Has Apple become an Overlord?

Who am I to judge Apple, but I believe very strongly they (Apple) are out of control with respect to their censorship of the App Store. In the not too distant past it was the telcos that were the obvious bad guys with respect to “platform lock-in.” Now, thanks to the “I” franchise, Apple seems to be very happy in their new role as Overlord. If Apple has the “apples” to go up against Google, what’s next?


Top 5 technologies/trends that every IT professional should be thinking about with respect to e-mail

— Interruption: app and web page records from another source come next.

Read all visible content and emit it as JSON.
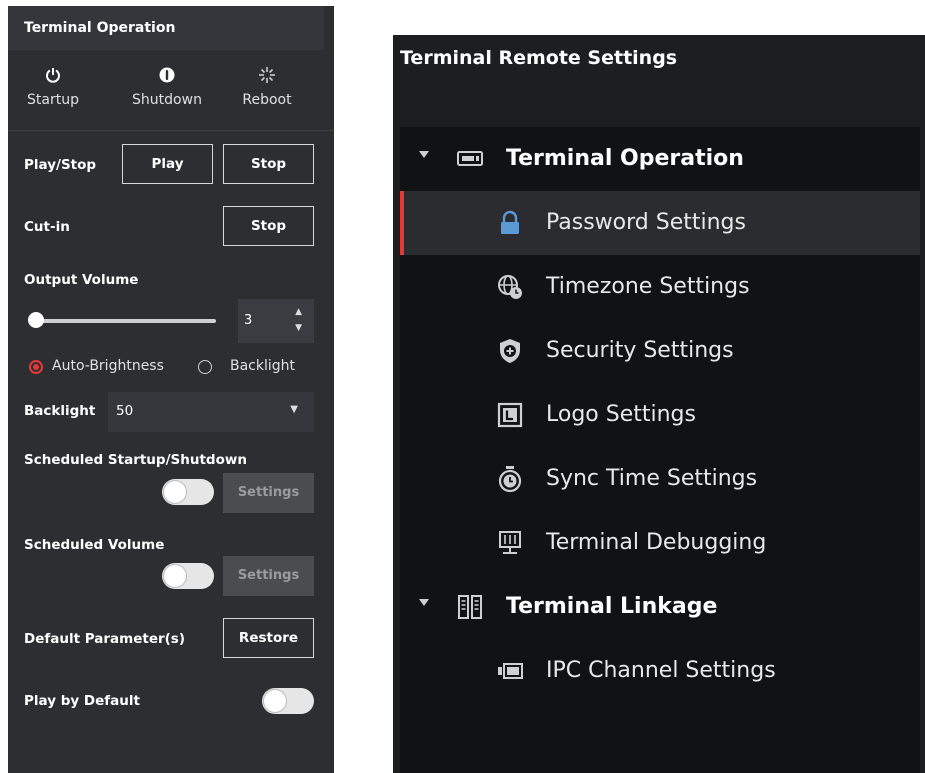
{
  "left_panel": {
    "title": "Terminal Operation",
    "power": {
      "startup": "Startup",
      "shutdown": "Shutdown",
      "reboot": "Reboot"
    },
    "play_stop": {
      "label": "Play/Stop",
      "play": "Play",
      "stop": "Stop"
    },
    "cut_in": {
      "label": "Cut-in",
      "stop": "Stop"
    },
    "output_volume": {
      "label": "Output Volume",
      "value": "3",
      "level": 0
    },
    "brightness": {
      "auto": "Auto-Brightness",
      "backlight": "Backlight",
      "selected": "auto"
    },
    "backlight": {
      "label": "Backlight",
      "value": "50"
    },
    "scheduled_startup": {
      "label": "Scheduled Startup/Shutdown",
      "settings": "Settings",
      "enabled": false
    },
    "scheduled_volume": {
      "label": "Scheduled Volume",
      "settings": "Settings",
      "enabled": false
    },
    "default_params": {
      "label": "Default Parameter(s)",
      "restore": "Restore"
    },
    "play_default": {
      "label": "Play by Default",
      "enabled": false
    }
  },
  "right_panel": {
    "title": "Terminal Remote Settings",
    "groups": [
      {
        "label": "Terminal Operation",
        "icon": "monitor-icon",
        "items": [
          {
            "label": "Password Settings",
            "icon": "lock-icon",
            "selected": true
          },
          {
            "label": "Timezone Settings",
            "icon": "globe-clock-icon"
          },
          {
            "label": "Security Settings",
            "icon": "shield-icon"
          },
          {
            "label": "Logo Settings",
            "icon": "logo-icon"
          },
          {
            "label": "Sync Time Settings",
            "icon": "stopwatch-icon"
          },
          {
            "label": "Terminal Debugging",
            "icon": "debug-icon"
          }
        ]
      },
      {
        "label": "Terminal Linkage",
        "icon": "linkage-icon",
        "items": [
          {
            "label": "IPC Channel Settings",
            "icon": "camera-icon"
          }
        ]
      }
    ]
  },
  "colors": {
    "accent_red": "#e53935",
    "panel_bg": "#2c2e32",
    "tree_bg": "#111213"
  }
}
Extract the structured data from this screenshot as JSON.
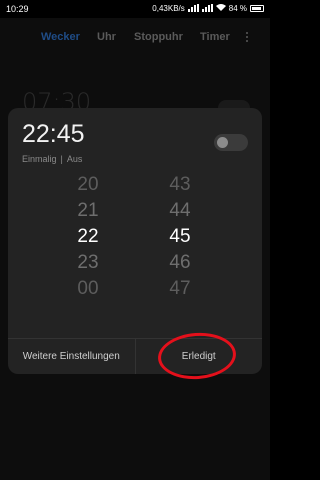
{
  "status_bar": {
    "time": "10:29",
    "network_speed": "0,43KB/s",
    "battery": "84 %"
  },
  "tabs": [
    {
      "label": "Wecker",
      "active": true
    },
    {
      "label": "Uhr",
      "active": false
    },
    {
      "label": "Stoppuhr",
      "active": false
    },
    {
      "label": "Timer",
      "active": false
    }
  ],
  "background_alarm": {
    "time": "07:30"
  },
  "dialog": {
    "time": "22:45",
    "repeat": "Einmalig",
    "state": "Aus",
    "toggle_on": false,
    "hours": [
      "20",
      "21",
      "22",
      "23",
      "00"
    ],
    "minutes": [
      "43",
      "44",
      "45",
      "46",
      "47"
    ],
    "selected_hour": "22",
    "selected_minute": "45",
    "more_settings_label": "Weitere Einstellungen",
    "done_label": "Erledigt"
  },
  "colors": {
    "accent": "#1f4c86",
    "annotation": "#e4101b",
    "dialog_bg": "#232323"
  }
}
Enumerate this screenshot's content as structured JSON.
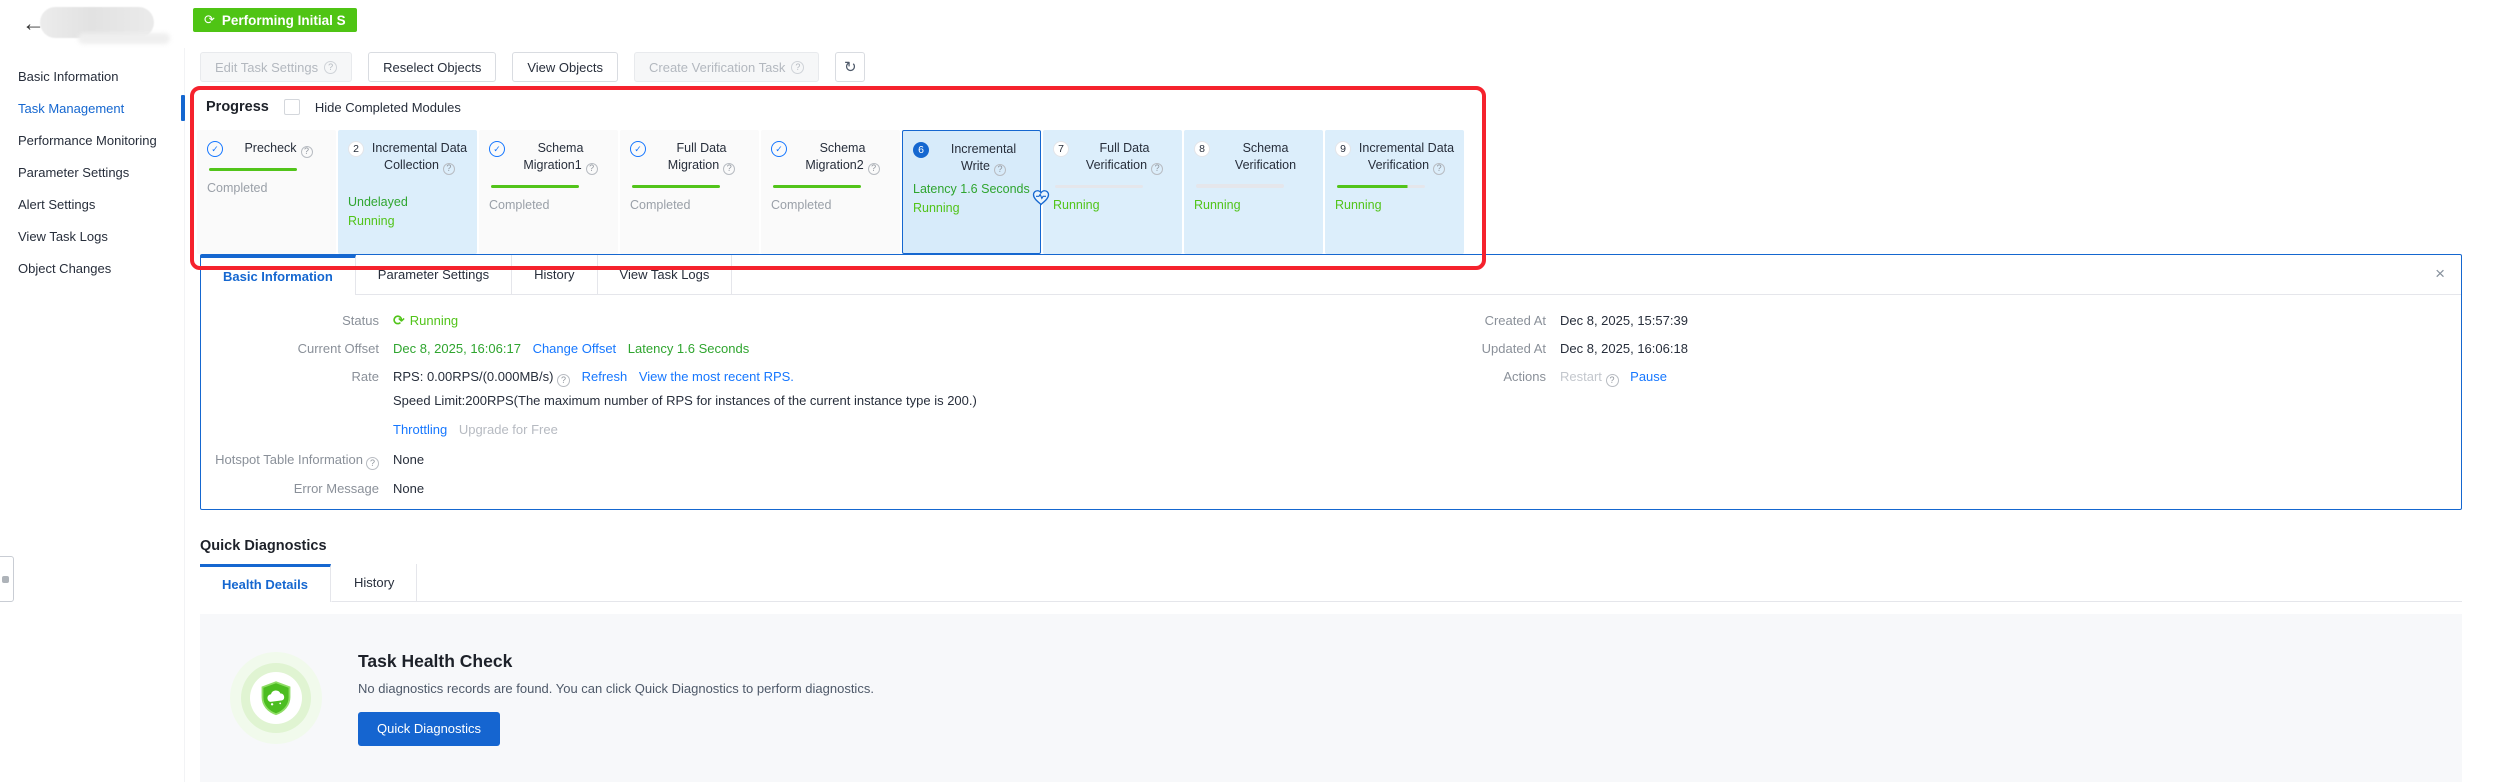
{
  "header": {
    "status_badge": "Performing Initial S"
  },
  "icons": {
    "back": "←",
    "sync": "⟳",
    "refresh": "↻",
    "help": "?",
    "check": "✓",
    "close": "×"
  },
  "sidebar": {
    "items": [
      "Basic Information",
      "Task Management",
      "Performance Monitoring",
      "Parameter Settings",
      "Alert Settings",
      "View Task Logs",
      "Object Changes"
    ],
    "active_item": "Task Management"
  },
  "toolbar": {
    "buttons": [
      {
        "label": "Edit Task Settings",
        "disabled": true,
        "help": true
      },
      {
        "label": "Reselect Objects",
        "disabled": false,
        "help": false
      },
      {
        "label": "View Objects",
        "disabled": false,
        "help": false
      },
      {
        "label": "Create Verification Task",
        "disabled": true,
        "help": true
      }
    ]
  },
  "progress": {
    "title": "Progress",
    "hide_completed_label": "Hide Completed Modules",
    "modules": [
      {
        "title": "Precheck",
        "state": "completed",
        "statuses": [
          "Completed"
        ]
      },
      {
        "num": "2",
        "title": "Incremental Data Collection",
        "state": "running",
        "statuses": [
          "Undelayed",
          "Running"
        ]
      },
      {
        "title": "Schema Migration1",
        "state": "completed",
        "statuses": [
          "Completed"
        ]
      },
      {
        "title": "Full Data Migration",
        "state": "completed",
        "statuses": [
          "Completed"
        ]
      },
      {
        "title": "Schema Migration2",
        "state": "completed",
        "statuses": [
          "Completed"
        ]
      },
      {
        "num": "6",
        "title": "Incremental Write",
        "state": "selected",
        "statuses": [
          "Latency 1.6 Seconds",
          "Running"
        ]
      },
      {
        "num": "7",
        "title": "Full Data Verification",
        "state": "running",
        "statuses": [
          "Running"
        ]
      },
      {
        "num": "8",
        "title": "Schema Verification",
        "state": "running",
        "statuses": [
          "Running"
        ]
      },
      {
        "num": "9",
        "title": "Incremental Data Verification",
        "state": "running",
        "statuses": [
          "Running"
        ]
      }
    ]
  },
  "detail_panel": {
    "tabs": [
      "Basic Information",
      "Parameter Settings",
      "History",
      "View Task Logs"
    ],
    "active_tab": "Basic Information",
    "status_label": "Status",
    "status_value": "Running",
    "current_offset_label": "Current Offset",
    "current_offset_time": "Dec 8, 2025, 16:06:17",
    "change_offset_link": "Change Offset",
    "latency_text": "Latency 1.6 Seconds",
    "rate_label": "Rate",
    "rate_value": "RPS: 0.00RPS/(0.000MB/s)",
    "refresh_link": "Refresh",
    "view_rps_link": "View the most recent RPS.",
    "speed_limit_text": "Speed Limit:200RPS(The maximum number of RPS for instances of the current instance type is 200.)",
    "throttling_link": "Throttling",
    "upgrade_label": "Upgrade for Free",
    "hotspot_label": "Hotspot Table Information",
    "hotspot_value": "None",
    "error_label": "Error Message",
    "error_value": "None",
    "created_label": "Created At",
    "created_value": "Dec 8, 2025, 15:57:39",
    "updated_label": "Updated At",
    "updated_value": "Dec 8, 2025, 16:06:18",
    "actions_label": "Actions",
    "restart_label": "Restart",
    "pause_label": "Pause"
  },
  "quick_diagnostics": {
    "title": "Quick Diagnostics",
    "tabs": [
      "Health Details",
      "History"
    ],
    "active_tab": "Health Details",
    "health_check": {
      "title": "Task Health Check",
      "description": "No diagnostics records are found. You can click Quick Diagnostics to perform diagnostics.",
      "button_label": "Quick Diagnostics"
    }
  },
  "colors": {
    "accent_blue": "#1567d0",
    "link_blue": "#1677ff",
    "running_green": "#52c41a",
    "dark_green": "#2fa52f",
    "badge_green": "#4fc414",
    "annotation_red": "#f5222d",
    "running_card_bg": "#dceefb",
    "completed_card_bg": "#fafafa",
    "health_card_bg": "#f7f8fa"
  }
}
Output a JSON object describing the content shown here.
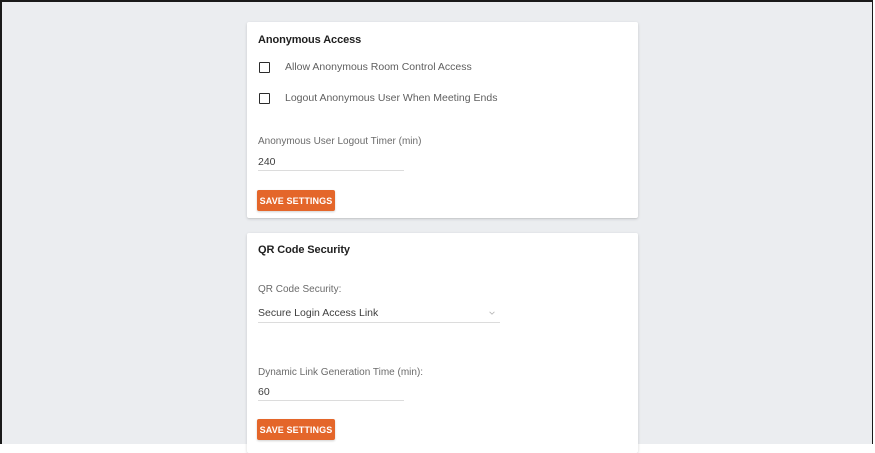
{
  "anonymous_access": {
    "title": "Anonymous Access",
    "checkboxes": [
      {
        "label": "Allow Anonymous Room Control Access",
        "checked": false
      },
      {
        "label": "Logout Anonymous User When Meeting Ends",
        "checked": false
      }
    ],
    "logout_timer": {
      "label": "Anonymous User Logout Timer (min)",
      "value": "240"
    },
    "save_label": "SAVE SETTINGS"
  },
  "qr_code_security": {
    "title": "QR Code Security",
    "security_select": {
      "label": "QR Code Security:",
      "selected": "Secure Login Access Link",
      "icon": "chevron-down-icon"
    },
    "link_generation_time": {
      "label": "Dynamic Link Generation Time (min):",
      "value": "60"
    },
    "save_label": "SAVE SETTINGS"
  },
  "colors": {
    "page_background": "#ebedf0",
    "card_background": "#ffffff",
    "accent_button": "#e4662a",
    "title_text": "#1f1f1f",
    "label_text": "#6b6b6b"
  }
}
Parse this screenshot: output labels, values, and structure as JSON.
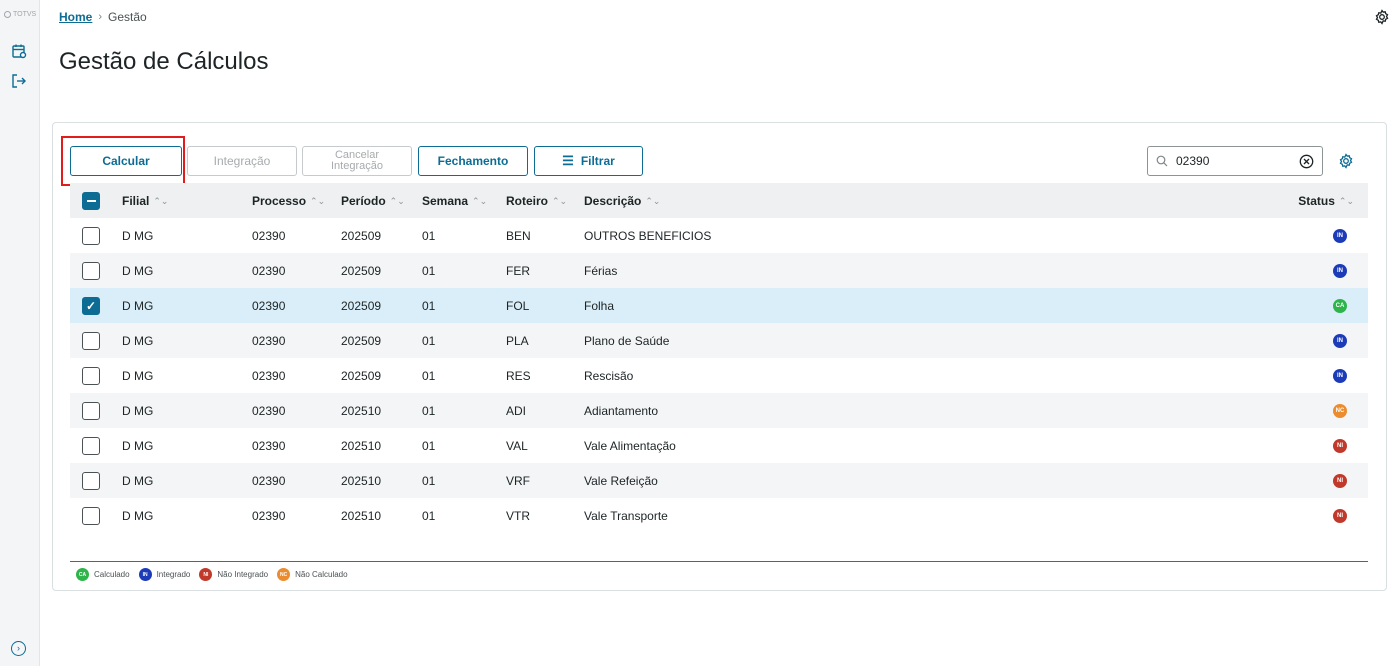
{
  "sidebar": {
    "logo_text": "TOTVS",
    "calendar_icon": "calendar-icon",
    "logout_icon": "logout-icon",
    "expand_icon": "chevron-right-circle-icon"
  },
  "breadcrumb": {
    "home": "Home",
    "current": "Gestão"
  },
  "page_title": "Gestão de Cálculos",
  "toolbar": {
    "calcular": "Calcular",
    "integracao": "Integração",
    "cancelar_l1": "Cancelar",
    "cancelar_l2": "Integração",
    "fechamento": "Fechamento",
    "filtrar": "Filtrar"
  },
  "search": {
    "value": "02390",
    "placeholder": ""
  },
  "table": {
    "headers": {
      "filial": "Filial",
      "processo": "Processo",
      "periodo": "Período",
      "semana": "Semana",
      "roteiro": "Roteiro",
      "descricao": "Descrição",
      "status": "Status"
    },
    "rows": [
      {
        "filial": "D MG",
        "processo": "02390",
        "periodo": "202509",
        "semana": "01",
        "roteiro": "BEN",
        "descricao": "OUTROS BENEFICIOS",
        "status": "IN",
        "checked": false
      },
      {
        "filial": "D MG",
        "processo": "02390",
        "periodo": "202509",
        "semana": "01",
        "roteiro": "FER",
        "descricao": "Férias",
        "status": "IN",
        "checked": false
      },
      {
        "filial": "D MG",
        "processo": "02390",
        "periodo": "202509",
        "semana": "01",
        "roteiro": "FOL",
        "descricao": "Folha",
        "status": "CA",
        "checked": true
      },
      {
        "filial": "D MG",
        "processo": "02390",
        "periodo": "202509",
        "semana": "01",
        "roteiro": "PLA",
        "descricao": "Plano de Saúde",
        "status": "IN",
        "checked": false
      },
      {
        "filial": "D MG",
        "processo": "02390",
        "periodo": "202509",
        "semana": "01",
        "roteiro": "RES",
        "descricao": "Rescisão",
        "status": "IN",
        "checked": false
      },
      {
        "filial": "D MG",
        "processo": "02390",
        "periodo": "202510",
        "semana": "01",
        "roteiro": "ADI",
        "descricao": "Adiantamento",
        "status": "NC",
        "checked": false
      },
      {
        "filial": "D MG",
        "processo": "02390",
        "periodo": "202510",
        "semana": "01",
        "roteiro": "VAL",
        "descricao": "Vale Alimentação",
        "status": "NI",
        "checked": false
      },
      {
        "filial": "D MG",
        "processo": "02390",
        "periodo": "202510",
        "semana": "01",
        "roteiro": "VRF",
        "descricao": "Vale Refeição",
        "status": "NI",
        "checked": false
      },
      {
        "filial": "D MG",
        "processo": "02390",
        "periodo": "202510",
        "semana": "01",
        "roteiro": "VTR",
        "descricao": "Vale Transporte",
        "status": "NI",
        "checked": false
      }
    ]
  },
  "legend": [
    {
      "code": "CA",
      "label": "Calculado",
      "color": "#2eb44a"
    },
    {
      "code": "IN",
      "label": "Integrado",
      "color": "#1c3bb8"
    },
    {
      "code": "NI",
      "label": "Não Integrado",
      "color": "#c0392b"
    },
    {
      "code": "NC",
      "label": "Não Calculado",
      "color": "#eb8c2e"
    }
  ],
  "status_colors": {
    "CA": "#2eb44a",
    "IN": "#1c3bb8",
    "NI": "#c0392b",
    "NC": "#eb8c2e"
  }
}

  1. Anti-spam filtering can no longer be considered a reliable tool for protecting your e-mail infrastructure and/or your users from the many threats that use e-mail as their primary insertion vector. Smart IT professionals have come to realize it is impossible to determine intent from content. As we move into the 2nd decade of the 21st century, security on the Internet in general, and for e-mail specifically, must become personalized. We can no longer afford to count on the ability, or lack thereof, of a filter to guess what is good/safe and what is not. The next era for e-mail security will be ruled by systems that provide and promote Sender Address Verification and Authentication.
  2. Domain forgery must be stopped; and we have the tools at our disposal to make this happen. The time has come, once and for all, for IT professionals to embrace and deploy BOTH Sender Policy Framework (SPF — www.openspf.org) and Domain Keys Identified Mail (DKIM — www.dkim.org).
  3. While its true that “cloud computing” is well on its way to becoming the “2009 Buzzword of the Year,” the time has come for IT professionals to seriously consider moving the major security components of their e-mail infrastructure onto their own private islands within the greater computing cloud. Processes like anti-spam, anti-virus, anti-threat, compliance, data leakage prevention, and managed file transfer can be addressed more effectively and more efficiently before any data ever reaches the threshold of your private network.
  4. In a difficult economy like we have today, e-mail is a more important tool than ever. E-mail is the ultimate asynchronous communication tool and is critical as a cost effective means for individuals to communicate over long (and short) distances. In both the medium and long terms, IT professionals must continue to strengthen their e-mail infrastructures. Now is not the time for cost cutting with respect to e-mail.
  5. Early this month Google announced their newest project: Wave (wave.google.com/help/wave/about.html). While it is too early to tell if this new project/protocol will have any real impact in the near term, looking forward 18 – 36 months, this is something upon which IT professionals should keep close watch. If Google is even remotely successfully, and who would bet against Google, this new and open protocol has the potential to completely change the way people communicate on the Internet through the merging of e-mail, instant messaging (IM), and real-time collaboration.